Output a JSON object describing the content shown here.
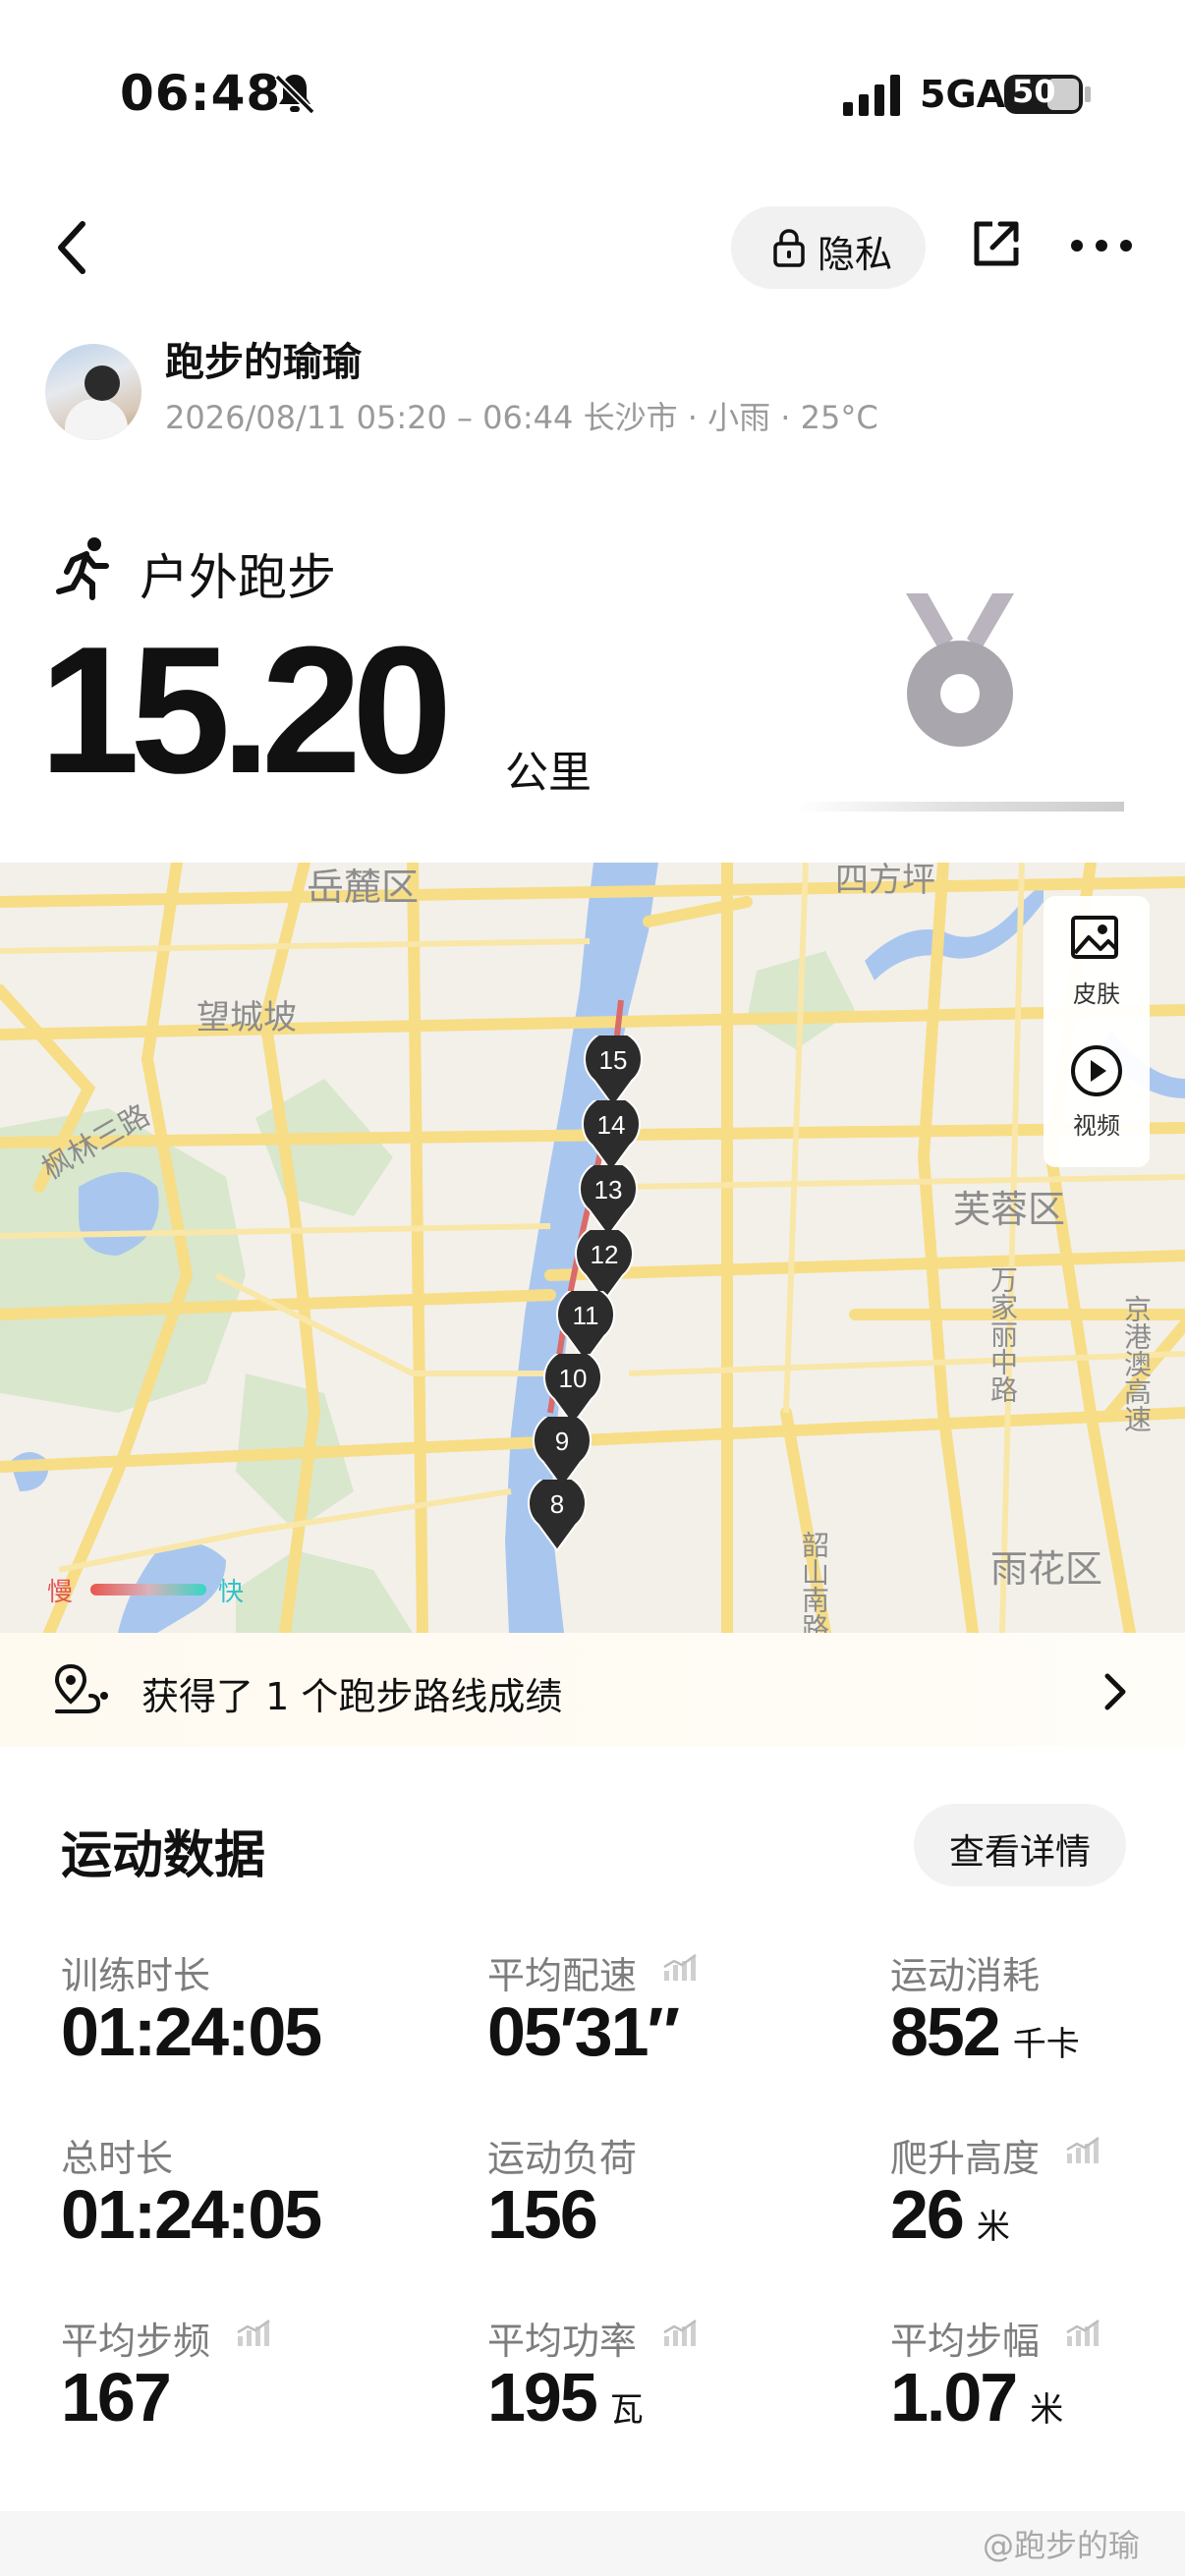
{
  "status_bar": {
    "time": "06:48",
    "network": "5GA",
    "battery": "50"
  },
  "header": {
    "privacy_label": "隐私"
  },
  "user": {
    "name": "跑步的瑜瑜",
    "meta": "2026/08/11 05:20 – 06:44 长沙市 · 小雨 · 25°C"
  },
  "activity": {
    "type": "户外跑步",
    "distance": "15.20",
    "distance_unit": "公里"
  },
  "map": {
    "labels": {
      "yuelu": "岳麓区",
      "wangcheng": "望城坡",
      "fenglin": "枫林三路",
      "sifangping": "四方坪",
      "furong": "芙蓉区",
      "yuhua": "雨花区",
      "wanjiali": "万家丽中路",
      "jinggang": "京港澳高速",
      "shaoshan": "韶山南路"
    },
    "tools": {
      "skin": "皮肤",
      "video": "视频"
    },
    "legend": {
      "slow": "慢",
      "fast": "快"
    },
    "km_markers": [
      "15",
      "14",
      "13",
      "12",
      "11",
      "10",
      "9",
      "8"
    ],
    "colors": {
      "water": "#a9c7ee",
      "road": "#f7dd86",
      "park": "#d6e6c8",
      "pin": "#2c2c2c",
      "start": "#2ecf72"
    }
  },
  "achievement": {
    "label": "获得了 1 个跑步路线成绩"
  },
  "stats": {
    "title": "运动数据",
    "details_label": "查看详情",
    "training_duration": {
      "label": "训练时长",
      "value": "01:24:05"
    },
    "avg_pace": {
      "label": "平均配速",
      "value": "05′31″"
    },
    "calories": {
      "label": "运动消耗",
      "value": "852",
      "unit": "千卡"
    },
    "total_duration": {
      "label": "总时长",
      "value": "01:24:05"
    },
    "training_load": {
      "label": "运动负荷",
      "value": "156"
    },
    "elevation_gain": {
      "label": "爬升高度",
      "value": "26",
      "unit": "米"
    },
    "avg_cadence": {
      "label": "平均步频",
      "value": "167"
    },
    "avg_power": {
      "label": "平均功率",
      "value": "195",
      "unit": "瓦"
    },
    "avg_stride": {
      "label": "平均步幅",
      "value": "1.07",
      "unit": "米"
    }
  },
  "watermark": "@跑步的瑜"
}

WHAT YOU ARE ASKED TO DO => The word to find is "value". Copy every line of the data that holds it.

RESPONSE AREA =>
      "value": "01:24:05"
      "value": "05′31″"
      "value": "852",
      "value": "01:24:05"
      "value": "156"
      "value": "26",
      "value": "167"
      "value": "195",
      "value": "1.07",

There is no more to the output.